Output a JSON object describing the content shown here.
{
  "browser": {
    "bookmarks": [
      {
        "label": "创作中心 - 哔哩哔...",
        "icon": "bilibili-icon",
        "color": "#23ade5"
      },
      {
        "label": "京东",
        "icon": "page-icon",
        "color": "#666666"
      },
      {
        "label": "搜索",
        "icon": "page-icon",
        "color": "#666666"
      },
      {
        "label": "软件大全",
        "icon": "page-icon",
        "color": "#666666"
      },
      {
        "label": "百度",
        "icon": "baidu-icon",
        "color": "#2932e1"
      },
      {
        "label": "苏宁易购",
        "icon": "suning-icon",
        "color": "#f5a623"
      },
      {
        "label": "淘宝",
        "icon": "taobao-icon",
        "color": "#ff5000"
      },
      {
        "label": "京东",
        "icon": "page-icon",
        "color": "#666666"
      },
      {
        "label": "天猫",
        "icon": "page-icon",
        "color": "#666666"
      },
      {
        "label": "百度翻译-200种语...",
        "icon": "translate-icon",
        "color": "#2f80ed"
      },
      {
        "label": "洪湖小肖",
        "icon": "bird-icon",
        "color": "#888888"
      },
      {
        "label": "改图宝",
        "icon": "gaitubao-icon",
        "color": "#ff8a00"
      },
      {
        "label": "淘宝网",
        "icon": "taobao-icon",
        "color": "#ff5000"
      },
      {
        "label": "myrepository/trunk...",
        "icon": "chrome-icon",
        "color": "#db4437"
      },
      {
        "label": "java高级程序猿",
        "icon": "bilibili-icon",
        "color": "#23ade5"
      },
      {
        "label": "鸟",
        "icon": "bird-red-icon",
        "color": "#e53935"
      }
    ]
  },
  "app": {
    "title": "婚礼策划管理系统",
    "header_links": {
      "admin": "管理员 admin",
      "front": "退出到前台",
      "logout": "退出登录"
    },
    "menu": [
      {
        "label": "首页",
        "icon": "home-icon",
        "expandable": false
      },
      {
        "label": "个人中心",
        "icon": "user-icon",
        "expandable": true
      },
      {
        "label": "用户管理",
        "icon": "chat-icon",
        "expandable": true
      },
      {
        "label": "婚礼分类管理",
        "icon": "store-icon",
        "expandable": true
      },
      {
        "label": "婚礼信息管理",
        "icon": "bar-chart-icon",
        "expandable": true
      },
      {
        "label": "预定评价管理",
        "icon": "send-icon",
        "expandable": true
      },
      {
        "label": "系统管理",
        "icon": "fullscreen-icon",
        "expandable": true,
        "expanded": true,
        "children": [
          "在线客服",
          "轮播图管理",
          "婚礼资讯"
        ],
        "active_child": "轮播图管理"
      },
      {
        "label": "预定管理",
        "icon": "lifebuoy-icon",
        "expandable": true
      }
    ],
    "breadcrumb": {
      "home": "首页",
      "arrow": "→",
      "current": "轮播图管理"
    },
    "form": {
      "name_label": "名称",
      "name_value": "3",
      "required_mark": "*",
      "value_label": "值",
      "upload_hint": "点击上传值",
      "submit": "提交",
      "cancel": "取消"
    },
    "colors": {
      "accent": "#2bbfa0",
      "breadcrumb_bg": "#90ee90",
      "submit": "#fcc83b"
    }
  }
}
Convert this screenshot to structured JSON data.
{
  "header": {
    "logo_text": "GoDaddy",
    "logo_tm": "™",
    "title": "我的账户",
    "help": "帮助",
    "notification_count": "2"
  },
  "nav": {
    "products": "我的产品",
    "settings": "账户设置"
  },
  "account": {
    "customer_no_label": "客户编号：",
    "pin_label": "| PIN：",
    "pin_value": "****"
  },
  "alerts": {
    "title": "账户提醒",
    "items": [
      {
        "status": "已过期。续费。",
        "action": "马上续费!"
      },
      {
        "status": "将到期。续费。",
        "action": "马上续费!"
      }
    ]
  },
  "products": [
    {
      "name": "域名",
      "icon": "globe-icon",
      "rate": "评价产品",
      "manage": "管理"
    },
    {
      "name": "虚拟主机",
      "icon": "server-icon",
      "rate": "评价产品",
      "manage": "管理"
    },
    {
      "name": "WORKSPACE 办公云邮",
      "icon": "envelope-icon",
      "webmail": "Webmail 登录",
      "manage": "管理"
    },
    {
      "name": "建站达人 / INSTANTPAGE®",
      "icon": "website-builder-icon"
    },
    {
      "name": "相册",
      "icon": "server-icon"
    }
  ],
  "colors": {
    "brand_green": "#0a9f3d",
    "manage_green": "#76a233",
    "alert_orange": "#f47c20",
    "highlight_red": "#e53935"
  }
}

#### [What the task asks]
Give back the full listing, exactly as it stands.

#### [Your solution]
Output a JSON object describing the content shown here.
{
  "browser": {
    "bookmarks": [
      {
        "label": "创作中心 - 哔哩哔...",
        "icon": "bilibili-icon",
        "color": "#23ade5"
      },
      {
        "label": "京东",
        "icon": "page-icon",
        "color": "#666666"
      },
      {
        "label": "搜索",
        "icon": "page-icon",
        "color": "#666666"
      },
      {
        "label": "软件大全",
        "icon": "page-icon",
        "color": "#666666"
      },
      {
        "label": "百度",
        "icon": "baidu-icon",
        "color": "#2932e1"
      },
      {
        "label": "苏宁易购",
        "icon": "suning-icon",
        "color": "#f5a623"
      },
      {
        "label": "淘宝",
        "icon": "taobao-icon",
        "color": "#ff5000"
      },
      {
        "label": "京东",
        "icon": "page-icon",
        "color": "#666666"
      },
      {
        "label": "天猫",
        "icon": "page-icon",
        "color": "#666666"
      },
      {
        "label": "百度翻译-200种语...",
        "icon": "translate-icon",
        "color": "#2f80ed"
      },
      {
        "label": "洪湖小肖",
        "icon": "bird-icon",
        "color": "#888888"
      },
      {
        "label": "改图宝",
        "icon": "gaitubao-icon",
        "color": "#ff8a00"
      },
      {
        "label": "淘宝网",
        "icon": "taobao-icon",
        "color": "#ff5000"
      },
      {
        "label": "myrepository/trunk...",
        "icon": "chrome-icon",
        "color": "#db4437"
      },
      {
        "label": "java高级程序猿",
        "icon": "bilibili-icon",
        "color": "#23ade5"
      },
      {
        "label": "鸟",
        "icon": "bird-red-icon",
        "color": "#e53935"
      }
    ]
  },
  "app": {
    "title": "婚礼策划管理系统",
    "header_links": {
      "admin": "管理员 admin",
      "front": "退出到前台",
      "logout": "退出登录"
    },
    "menu": [
      {
        "label": "首页",
        "icon": "home-icon",
        "expandable": false
      },
      {
        "label": "个人中心",
        "icon": "user-icon",
        "expandable": true
      },
      {
        "label": "用户管理",
        "icon": "chat-icon",
        "expandable": true
      },
      {
        "label": "婚礼分类管理",
        "icon": "store-icon",
        "expandable": true
      },
      {
        "label": "婚礼信息管理",
        "icon": "bar-chart-icon",
        "expandable": true
      },
      {
        "label": "预定评价管理",
        "icon": "send-icon",
        "expandable": true
      },
      {
        "label": "系统管理",
        "icon": "fullscreen-icon",
        "expandable": true,
        "expanded": true,
        "children": [
          "在线客服",
          "轮播图管理",
          "婚礼资讯"
        ],
        "active_child": "轮播图管理"
      },
      {
        "label": "预定管理",
        "icon": "lifebuoy-icon",
        "expandable": true
      }
    ],
    "breadcrumb": {
      "home": "首页",
      "arrow": "→",
      "current": "轮播图管理"
    },
    "form": {
      "name_label": "名称",
      "name_value": "3",
      "required_mark": "*",
      "value_label": "值",
      "upload_hint": "点击上传值",
      "submit": "提交",
      "cancel": "取消"
    },
    "colors": {
      "accent": "#2bbfa0",
      "breadcrumb_bg": "#90ee90",
      "submit": "#fcc83b"
    }
  }
}
Convert this screenshot to structured JSON data.
{
  "header": {
    "logo_text": "GoDaddy",
    "logo_tm": "™",
    "title": "我的账户",
    "help": "帮助",
    "notification_count": "2"
  },
  "nav": {
    "products": "我的产品",
    "settings": "账户设置"
  },
  "account": {
    "customer_no_label": "客户编号：",
    "pin_label": "| PIN：",
    "pin_value": "****"
  },
  "alerts": {
    "title": "账户提醒",
    "items": [
      {
        "status": "已过期。续费。",
        "action": "马上续费!"
      },
      {
        "status": "将到期。续费。",
        "action": "马上续费!"
      }
    ]
  },
  "products": [
    {
      "name": "域名",
      "icon": "globe-icon",
      "rate": "评价产品",
      "manage": "管理"
    },
    {
      "name": "虚拟主机",
      "icon": "server-icon",
      "rate": "评价产品",
      "manage": "管理"
    },
    {
      "name": "WORKSPACE 办公云邮",
      "icon": "envelope-icon",
      "webmail": "Webmail 登录",
      "manage": "管理"
    },
    {
      "name": "建站达人 / INSTANTPAGE®",
      "icon": "website-builder-icon"
    },
    {
      "name": "相册",
      "icon": "server-icon"
    }
  ],
  "colors": {
    "brand_green": "#0a9f3d",
    "manage_green": "#76a233",
    "alert_orange": "#f47c20",
    "highlight_red": "#e53935"
  }
}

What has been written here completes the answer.